▶ Work instruction:
Your answer should consist of each line from the data below that contains "true".

Web page and app entries
========================================

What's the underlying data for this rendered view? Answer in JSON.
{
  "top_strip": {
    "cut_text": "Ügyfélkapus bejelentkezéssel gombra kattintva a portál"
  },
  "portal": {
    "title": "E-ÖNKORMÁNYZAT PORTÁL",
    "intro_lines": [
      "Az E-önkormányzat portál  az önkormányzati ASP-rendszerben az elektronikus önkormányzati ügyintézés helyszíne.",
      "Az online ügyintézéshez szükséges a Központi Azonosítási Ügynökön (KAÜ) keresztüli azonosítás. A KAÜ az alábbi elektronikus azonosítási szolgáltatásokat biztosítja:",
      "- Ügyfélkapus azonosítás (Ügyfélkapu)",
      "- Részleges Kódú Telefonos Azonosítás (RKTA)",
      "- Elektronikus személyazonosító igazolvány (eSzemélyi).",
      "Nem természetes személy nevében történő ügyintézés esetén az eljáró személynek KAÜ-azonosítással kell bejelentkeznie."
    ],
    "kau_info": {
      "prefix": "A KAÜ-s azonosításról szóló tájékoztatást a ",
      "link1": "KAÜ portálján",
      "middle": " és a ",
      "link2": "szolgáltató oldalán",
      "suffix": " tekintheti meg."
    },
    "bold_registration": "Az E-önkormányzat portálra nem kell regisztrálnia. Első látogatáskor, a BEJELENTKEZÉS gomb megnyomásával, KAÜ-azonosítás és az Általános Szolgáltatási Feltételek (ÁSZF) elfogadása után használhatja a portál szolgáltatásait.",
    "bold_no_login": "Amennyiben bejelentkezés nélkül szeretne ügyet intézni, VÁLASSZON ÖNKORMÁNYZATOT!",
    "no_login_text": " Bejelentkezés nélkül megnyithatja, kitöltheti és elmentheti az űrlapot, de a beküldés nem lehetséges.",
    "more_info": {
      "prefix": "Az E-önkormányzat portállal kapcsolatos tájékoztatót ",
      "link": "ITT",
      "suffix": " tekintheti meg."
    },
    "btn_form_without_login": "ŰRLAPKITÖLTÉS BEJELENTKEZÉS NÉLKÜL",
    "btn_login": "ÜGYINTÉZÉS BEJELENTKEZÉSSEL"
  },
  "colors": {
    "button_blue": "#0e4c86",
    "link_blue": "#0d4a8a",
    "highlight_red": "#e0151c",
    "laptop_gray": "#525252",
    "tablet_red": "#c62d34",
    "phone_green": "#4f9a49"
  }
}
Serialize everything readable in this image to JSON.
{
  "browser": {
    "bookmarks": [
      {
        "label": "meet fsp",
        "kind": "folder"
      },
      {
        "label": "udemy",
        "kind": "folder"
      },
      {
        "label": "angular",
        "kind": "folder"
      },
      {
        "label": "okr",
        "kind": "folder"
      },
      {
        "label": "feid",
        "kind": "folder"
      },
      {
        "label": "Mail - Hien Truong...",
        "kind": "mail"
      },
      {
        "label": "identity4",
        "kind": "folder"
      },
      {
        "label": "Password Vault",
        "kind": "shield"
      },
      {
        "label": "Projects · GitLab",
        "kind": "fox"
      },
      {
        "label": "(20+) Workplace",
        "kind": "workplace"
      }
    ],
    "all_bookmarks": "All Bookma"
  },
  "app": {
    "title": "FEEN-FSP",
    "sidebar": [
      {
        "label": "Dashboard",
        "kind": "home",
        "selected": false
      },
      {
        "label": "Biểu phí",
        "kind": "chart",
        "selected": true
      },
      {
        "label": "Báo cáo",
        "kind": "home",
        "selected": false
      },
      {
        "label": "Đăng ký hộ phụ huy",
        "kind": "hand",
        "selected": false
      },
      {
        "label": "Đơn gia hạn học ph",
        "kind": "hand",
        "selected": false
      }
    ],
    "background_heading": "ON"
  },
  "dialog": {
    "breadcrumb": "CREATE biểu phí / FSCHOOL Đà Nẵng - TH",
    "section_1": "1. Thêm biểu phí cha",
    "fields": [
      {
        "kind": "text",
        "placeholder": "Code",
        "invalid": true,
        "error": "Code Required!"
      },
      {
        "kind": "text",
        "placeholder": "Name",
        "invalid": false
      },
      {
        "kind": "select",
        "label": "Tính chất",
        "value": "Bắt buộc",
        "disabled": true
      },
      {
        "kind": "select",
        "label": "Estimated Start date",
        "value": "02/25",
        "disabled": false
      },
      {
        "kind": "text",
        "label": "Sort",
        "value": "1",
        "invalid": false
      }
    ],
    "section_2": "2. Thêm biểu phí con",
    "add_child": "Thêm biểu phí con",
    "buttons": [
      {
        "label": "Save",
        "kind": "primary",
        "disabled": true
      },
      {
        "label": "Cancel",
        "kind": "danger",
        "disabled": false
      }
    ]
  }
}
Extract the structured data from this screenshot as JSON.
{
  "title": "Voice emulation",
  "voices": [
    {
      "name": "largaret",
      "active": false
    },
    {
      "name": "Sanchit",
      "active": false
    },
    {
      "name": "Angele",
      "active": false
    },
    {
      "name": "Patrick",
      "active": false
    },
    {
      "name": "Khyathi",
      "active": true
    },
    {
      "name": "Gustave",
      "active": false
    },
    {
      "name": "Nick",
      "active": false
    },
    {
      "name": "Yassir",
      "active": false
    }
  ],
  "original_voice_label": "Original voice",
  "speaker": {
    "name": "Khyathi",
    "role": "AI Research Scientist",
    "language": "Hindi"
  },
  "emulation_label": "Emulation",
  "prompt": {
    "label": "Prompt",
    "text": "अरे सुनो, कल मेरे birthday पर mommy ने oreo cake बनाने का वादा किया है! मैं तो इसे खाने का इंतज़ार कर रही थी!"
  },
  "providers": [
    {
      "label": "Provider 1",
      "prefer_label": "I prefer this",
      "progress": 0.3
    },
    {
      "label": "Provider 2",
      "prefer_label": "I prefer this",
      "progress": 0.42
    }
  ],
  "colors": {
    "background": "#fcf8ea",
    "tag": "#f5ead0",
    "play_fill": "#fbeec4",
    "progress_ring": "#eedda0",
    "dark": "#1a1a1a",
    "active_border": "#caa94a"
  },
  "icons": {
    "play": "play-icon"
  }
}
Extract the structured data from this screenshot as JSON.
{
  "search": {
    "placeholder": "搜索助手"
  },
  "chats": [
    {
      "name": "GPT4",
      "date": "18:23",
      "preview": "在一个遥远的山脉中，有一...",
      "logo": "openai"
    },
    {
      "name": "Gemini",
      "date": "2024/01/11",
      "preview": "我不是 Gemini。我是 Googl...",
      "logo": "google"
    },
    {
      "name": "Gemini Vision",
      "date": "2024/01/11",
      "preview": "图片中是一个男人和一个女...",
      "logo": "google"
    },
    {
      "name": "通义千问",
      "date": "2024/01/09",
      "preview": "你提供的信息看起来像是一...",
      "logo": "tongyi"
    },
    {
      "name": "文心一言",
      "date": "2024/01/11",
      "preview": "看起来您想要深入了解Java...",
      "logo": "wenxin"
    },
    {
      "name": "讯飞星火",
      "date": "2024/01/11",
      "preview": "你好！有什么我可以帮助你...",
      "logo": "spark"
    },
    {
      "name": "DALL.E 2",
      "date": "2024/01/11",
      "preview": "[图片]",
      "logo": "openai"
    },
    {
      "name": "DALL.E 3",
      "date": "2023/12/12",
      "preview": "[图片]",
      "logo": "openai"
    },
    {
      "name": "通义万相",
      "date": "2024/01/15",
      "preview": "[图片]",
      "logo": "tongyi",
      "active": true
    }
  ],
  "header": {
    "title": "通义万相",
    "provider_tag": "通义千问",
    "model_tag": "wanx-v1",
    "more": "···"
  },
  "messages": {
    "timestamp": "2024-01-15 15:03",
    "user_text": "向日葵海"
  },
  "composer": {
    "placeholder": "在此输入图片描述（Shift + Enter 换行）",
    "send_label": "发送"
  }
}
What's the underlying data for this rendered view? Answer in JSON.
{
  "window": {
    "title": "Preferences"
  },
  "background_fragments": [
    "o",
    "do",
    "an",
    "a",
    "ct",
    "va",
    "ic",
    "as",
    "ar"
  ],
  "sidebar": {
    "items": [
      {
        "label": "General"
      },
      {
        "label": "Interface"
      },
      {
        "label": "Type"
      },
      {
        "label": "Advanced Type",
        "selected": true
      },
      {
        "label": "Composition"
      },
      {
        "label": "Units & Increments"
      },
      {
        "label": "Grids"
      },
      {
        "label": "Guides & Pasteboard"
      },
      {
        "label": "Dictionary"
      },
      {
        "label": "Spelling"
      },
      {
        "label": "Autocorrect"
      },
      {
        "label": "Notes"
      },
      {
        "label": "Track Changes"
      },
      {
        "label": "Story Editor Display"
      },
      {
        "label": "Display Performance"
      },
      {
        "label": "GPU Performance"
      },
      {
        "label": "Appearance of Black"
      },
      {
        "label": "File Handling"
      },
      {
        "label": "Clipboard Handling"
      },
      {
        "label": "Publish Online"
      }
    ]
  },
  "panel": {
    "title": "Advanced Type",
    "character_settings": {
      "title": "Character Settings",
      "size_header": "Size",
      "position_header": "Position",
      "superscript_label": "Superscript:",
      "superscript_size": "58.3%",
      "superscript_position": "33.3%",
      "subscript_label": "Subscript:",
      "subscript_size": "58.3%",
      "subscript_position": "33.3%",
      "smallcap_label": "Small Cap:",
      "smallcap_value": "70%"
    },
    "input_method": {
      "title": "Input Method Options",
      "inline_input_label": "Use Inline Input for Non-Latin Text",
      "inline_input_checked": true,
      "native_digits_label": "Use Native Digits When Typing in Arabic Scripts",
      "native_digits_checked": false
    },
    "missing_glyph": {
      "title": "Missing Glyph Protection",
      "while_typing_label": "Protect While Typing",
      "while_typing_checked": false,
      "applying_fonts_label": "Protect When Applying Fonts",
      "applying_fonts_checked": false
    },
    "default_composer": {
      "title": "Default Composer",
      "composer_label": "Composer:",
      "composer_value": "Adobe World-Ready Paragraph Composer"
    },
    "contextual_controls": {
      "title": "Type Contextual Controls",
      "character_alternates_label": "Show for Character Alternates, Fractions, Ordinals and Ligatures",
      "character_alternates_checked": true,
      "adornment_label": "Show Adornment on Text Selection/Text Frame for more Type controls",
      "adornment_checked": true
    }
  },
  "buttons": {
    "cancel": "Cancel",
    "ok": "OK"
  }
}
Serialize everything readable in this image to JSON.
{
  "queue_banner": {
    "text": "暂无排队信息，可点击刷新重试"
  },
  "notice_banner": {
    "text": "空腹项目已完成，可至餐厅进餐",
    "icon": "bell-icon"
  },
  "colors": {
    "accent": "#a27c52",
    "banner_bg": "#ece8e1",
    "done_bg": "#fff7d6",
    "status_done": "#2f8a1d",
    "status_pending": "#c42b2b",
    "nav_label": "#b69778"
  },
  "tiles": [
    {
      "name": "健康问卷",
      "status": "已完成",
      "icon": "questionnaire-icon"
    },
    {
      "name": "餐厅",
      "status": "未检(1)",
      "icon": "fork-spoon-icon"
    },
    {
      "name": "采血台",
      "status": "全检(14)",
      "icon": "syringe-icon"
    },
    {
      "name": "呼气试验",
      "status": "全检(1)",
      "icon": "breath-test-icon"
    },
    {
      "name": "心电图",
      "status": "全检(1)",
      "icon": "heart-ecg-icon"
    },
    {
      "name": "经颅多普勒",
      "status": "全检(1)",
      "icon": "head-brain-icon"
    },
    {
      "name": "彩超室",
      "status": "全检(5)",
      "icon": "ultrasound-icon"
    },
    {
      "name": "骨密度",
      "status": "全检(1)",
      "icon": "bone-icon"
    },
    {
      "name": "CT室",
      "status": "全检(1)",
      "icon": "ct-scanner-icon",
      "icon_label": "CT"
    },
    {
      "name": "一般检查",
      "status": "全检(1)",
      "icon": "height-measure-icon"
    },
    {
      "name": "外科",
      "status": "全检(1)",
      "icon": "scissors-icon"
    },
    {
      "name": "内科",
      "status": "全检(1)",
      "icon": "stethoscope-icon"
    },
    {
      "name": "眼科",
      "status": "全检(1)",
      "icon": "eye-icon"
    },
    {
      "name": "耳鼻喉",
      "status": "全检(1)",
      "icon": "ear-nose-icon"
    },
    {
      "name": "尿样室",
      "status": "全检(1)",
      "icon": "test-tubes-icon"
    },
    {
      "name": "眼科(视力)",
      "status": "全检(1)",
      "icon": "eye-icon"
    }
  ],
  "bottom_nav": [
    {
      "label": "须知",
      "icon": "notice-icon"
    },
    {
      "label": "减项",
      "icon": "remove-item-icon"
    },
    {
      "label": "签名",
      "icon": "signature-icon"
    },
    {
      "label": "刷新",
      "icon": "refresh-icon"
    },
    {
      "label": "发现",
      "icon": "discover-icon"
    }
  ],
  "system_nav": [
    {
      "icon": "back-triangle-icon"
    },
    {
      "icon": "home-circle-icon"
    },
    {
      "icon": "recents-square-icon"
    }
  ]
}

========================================

▶ Response for this exercise:
        "selected": true
        "invalid": true,
        "disabled": true
        "disabled": true
      "active": true
      "active": true
        "selected": true
      "inline_input_checked": true,
      "character_alternates_checked": true,
      "adornment_checked": true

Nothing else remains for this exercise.